The University of Kansas tried to get Coach Smith back a few times, and while he chose to stay and further cement his legacy at Carolina, he never forgot his Alma Mater, doing his best to strengthen it from afar. It was Smith who suggested to Kansas that they hire his former player, Larry Brown, in 1983, a time when the Kansas basketball was at its lowest point in its history. After Brown brought a title to Lawrence in 1988 and then left, it was Coach Smith yet again who offered up the perfect candidate to sustain the returned success at Kansas - his longtime assistant, Roy Williams.
Much more important than basketball though, Coach Smith was a dedicated and earnest fighter for civil and human rights. The son of the Free State fought for desegregation in 1960s North Carolina, joining with black clergy to demand equal treatment and service for the black population of Chapel Hill. In 1966 he recruited and signed Charlie Scott, the first black scholarship athlete in UNC's history. He spoke out against the Vietnam War, nuclear proliferation and the death penalty. The man was unafraid to use his prominence to stand up for what he believed was right.

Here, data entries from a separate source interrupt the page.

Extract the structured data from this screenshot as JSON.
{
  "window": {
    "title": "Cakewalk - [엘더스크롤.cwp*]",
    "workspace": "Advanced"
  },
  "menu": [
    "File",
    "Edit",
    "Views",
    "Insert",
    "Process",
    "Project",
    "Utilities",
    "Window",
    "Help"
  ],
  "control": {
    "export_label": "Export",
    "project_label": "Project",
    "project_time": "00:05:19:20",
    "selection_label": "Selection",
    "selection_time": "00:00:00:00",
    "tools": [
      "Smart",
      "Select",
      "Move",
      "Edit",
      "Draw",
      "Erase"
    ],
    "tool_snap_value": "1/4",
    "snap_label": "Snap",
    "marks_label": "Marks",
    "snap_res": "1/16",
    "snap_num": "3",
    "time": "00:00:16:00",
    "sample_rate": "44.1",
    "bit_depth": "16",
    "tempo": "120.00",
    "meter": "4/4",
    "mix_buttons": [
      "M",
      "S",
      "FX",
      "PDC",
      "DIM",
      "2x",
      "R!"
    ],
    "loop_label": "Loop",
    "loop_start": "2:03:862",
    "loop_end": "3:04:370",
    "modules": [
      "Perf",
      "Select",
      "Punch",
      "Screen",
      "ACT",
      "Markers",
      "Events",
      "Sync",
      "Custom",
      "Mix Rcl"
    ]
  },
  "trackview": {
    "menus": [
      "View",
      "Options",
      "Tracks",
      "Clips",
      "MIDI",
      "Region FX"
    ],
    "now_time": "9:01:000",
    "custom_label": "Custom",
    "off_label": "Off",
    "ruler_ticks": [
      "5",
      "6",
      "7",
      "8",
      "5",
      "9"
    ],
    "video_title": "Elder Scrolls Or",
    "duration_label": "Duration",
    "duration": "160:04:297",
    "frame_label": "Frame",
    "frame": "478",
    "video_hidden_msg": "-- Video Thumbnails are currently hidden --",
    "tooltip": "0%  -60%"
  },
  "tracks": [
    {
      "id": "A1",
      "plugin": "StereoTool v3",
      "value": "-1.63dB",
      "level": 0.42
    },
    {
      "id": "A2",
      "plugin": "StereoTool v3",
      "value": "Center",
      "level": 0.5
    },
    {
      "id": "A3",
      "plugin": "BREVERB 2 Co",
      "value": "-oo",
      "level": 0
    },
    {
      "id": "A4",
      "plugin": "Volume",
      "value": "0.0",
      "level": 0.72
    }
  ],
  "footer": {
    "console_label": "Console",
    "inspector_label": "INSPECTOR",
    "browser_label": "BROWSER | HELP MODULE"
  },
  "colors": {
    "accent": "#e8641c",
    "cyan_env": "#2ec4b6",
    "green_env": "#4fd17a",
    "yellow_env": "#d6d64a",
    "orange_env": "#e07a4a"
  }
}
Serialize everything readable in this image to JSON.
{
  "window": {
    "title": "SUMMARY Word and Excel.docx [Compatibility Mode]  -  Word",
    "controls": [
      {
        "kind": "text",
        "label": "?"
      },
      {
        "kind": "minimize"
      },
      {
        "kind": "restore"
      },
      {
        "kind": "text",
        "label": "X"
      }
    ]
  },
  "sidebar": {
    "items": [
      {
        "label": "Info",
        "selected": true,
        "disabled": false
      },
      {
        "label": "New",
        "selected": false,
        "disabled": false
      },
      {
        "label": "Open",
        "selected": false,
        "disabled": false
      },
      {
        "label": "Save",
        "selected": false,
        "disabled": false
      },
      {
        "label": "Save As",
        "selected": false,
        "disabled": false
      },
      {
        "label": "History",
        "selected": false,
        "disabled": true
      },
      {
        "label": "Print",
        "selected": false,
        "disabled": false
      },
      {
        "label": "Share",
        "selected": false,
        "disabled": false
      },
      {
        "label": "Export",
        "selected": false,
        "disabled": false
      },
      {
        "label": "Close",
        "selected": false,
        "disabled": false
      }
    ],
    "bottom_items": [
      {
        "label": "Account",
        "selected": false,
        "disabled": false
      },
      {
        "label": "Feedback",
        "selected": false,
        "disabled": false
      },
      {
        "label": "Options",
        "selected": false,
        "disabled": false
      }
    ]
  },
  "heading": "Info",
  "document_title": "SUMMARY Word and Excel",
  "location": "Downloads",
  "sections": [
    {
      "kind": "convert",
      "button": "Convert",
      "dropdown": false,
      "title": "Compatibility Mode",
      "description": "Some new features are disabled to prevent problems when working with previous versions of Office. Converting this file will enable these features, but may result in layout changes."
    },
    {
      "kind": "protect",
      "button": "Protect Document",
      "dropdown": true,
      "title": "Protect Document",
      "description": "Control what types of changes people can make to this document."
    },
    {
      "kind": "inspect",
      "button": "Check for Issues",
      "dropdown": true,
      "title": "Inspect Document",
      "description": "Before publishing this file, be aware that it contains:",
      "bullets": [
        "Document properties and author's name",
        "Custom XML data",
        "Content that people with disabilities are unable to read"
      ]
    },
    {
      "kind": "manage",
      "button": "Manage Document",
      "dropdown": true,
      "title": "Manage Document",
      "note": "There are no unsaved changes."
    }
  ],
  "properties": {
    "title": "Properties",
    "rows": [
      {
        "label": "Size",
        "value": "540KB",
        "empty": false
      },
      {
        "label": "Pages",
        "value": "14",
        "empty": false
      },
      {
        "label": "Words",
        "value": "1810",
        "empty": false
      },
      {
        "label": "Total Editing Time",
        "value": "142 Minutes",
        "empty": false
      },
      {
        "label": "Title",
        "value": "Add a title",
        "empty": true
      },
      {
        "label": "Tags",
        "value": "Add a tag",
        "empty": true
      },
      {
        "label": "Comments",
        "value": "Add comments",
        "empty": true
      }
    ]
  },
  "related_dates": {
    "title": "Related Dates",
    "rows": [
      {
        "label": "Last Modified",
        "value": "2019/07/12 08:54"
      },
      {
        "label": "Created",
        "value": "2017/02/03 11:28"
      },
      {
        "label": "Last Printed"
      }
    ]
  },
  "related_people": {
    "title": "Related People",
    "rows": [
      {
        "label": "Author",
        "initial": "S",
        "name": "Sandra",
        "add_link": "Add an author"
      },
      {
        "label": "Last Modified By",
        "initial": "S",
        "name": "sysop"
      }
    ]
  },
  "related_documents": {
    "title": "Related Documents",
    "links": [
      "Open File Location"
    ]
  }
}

Coach Smith was a champion in the game of basketball and in life. Rest in peace, you son of Kansas.
Job so very, very well done.